His current research is focused on two strands: Political theology in Islam and comparative mysticism. The first strand includes the production of a critical edition of an Egyptian Muslim polemical manuscript against Christians and Jews in seventeenth century Ottoman Egypt. The publication seeks to contextualise the MS in relationship to medieval legal and political thought in Islam as well as to examine the intersection of Islamic law, religious and political pluralism with the Egyptian context of the text. The second strand includes articles and chapters that examine the following: 
1- Possible roots of Ghazali's concept of 'taste', dhawq, the illuminative fruits of systematic and divinely assisted introspection as the path to knowledge. The project compares similar sentiments found in the biblical commentaries of the Church Fathers on the psalms and in Greek philosophy and attempts to draw implications for comparative religious studies today. 2- Sufi and Christian mystical reflections on the universality and particularity of religious claims from the perspective of the language of interiority and the epiphany of the divine.

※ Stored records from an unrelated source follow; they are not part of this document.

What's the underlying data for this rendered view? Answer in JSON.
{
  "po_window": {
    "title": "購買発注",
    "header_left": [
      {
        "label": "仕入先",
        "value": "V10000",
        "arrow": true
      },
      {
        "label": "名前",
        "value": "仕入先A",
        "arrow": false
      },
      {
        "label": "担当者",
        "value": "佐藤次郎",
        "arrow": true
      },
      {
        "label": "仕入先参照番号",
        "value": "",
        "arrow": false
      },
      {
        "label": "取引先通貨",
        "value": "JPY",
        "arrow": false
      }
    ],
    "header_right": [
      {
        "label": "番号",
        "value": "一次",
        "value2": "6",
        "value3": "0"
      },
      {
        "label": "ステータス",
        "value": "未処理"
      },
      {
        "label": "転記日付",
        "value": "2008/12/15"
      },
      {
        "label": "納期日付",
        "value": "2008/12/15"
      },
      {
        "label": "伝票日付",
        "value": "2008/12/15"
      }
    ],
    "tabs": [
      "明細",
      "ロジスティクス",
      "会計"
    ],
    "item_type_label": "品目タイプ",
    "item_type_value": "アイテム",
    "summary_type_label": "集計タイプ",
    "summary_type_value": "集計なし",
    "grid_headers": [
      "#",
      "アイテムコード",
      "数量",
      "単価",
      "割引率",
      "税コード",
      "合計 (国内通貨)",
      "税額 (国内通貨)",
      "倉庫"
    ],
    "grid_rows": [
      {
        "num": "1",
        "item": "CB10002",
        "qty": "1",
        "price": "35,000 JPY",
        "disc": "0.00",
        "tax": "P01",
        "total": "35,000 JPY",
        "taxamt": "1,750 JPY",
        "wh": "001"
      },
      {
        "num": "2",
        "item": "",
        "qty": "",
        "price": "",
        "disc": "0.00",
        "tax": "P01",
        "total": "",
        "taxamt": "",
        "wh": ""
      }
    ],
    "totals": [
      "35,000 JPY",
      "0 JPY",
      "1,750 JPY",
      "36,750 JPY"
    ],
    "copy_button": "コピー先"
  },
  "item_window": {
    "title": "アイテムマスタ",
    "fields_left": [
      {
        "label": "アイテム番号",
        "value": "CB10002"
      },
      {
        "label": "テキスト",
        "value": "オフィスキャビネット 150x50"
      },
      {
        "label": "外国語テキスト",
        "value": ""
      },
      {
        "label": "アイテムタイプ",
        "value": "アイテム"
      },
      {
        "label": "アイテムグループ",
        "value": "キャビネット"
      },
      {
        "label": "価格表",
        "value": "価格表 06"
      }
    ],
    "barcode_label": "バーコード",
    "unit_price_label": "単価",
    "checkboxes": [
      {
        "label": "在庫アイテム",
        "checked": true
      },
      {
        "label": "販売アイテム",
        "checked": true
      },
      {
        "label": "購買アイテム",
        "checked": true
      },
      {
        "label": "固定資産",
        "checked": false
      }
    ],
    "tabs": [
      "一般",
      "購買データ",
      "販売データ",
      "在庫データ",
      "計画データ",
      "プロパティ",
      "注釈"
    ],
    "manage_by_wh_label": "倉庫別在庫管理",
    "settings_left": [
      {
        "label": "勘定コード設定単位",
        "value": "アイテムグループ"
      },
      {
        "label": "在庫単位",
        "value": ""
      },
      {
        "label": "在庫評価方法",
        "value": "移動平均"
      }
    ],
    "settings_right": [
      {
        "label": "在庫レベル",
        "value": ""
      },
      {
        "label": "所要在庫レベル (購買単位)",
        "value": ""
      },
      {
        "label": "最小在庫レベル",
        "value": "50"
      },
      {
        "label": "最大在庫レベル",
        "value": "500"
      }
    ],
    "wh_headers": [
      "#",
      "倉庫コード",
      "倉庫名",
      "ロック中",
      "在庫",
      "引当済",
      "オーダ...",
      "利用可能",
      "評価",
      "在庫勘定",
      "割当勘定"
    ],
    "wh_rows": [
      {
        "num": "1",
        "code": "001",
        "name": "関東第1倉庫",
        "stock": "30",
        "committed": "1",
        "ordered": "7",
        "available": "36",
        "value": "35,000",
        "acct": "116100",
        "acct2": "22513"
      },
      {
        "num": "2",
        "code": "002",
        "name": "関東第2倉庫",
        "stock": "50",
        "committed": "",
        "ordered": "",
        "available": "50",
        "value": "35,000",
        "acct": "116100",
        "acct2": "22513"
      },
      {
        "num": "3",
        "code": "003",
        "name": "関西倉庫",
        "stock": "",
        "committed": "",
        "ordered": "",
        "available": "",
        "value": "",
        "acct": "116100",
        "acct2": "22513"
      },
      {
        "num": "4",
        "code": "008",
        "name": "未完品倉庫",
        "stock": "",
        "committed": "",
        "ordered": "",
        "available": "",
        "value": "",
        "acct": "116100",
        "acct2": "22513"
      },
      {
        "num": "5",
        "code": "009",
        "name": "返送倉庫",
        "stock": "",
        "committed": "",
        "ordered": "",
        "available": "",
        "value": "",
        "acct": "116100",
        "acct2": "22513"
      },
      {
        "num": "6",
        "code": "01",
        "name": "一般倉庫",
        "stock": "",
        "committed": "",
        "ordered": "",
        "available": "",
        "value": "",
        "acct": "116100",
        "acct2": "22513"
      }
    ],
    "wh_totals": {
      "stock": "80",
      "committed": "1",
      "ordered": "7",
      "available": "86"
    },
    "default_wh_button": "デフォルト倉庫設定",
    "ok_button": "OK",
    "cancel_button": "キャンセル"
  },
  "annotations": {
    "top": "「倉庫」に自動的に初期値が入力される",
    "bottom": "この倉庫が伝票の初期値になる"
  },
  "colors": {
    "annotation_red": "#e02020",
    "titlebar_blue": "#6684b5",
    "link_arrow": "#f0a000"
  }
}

He is happy to hear from prospective students interested in MA and PhD research on topics relating to Muslim-Christian studies as well as political theology and philosophy in Islam. The Department of Theology, Philosophy, and Religious Studies at Liverpool Hope University provides an excellent basis for an interdisciplinary engagement with topics relating to inter-religious philosophical and theological research relevant to current political and religious debates in contemporary society. Application and inquiries are invited in these fields.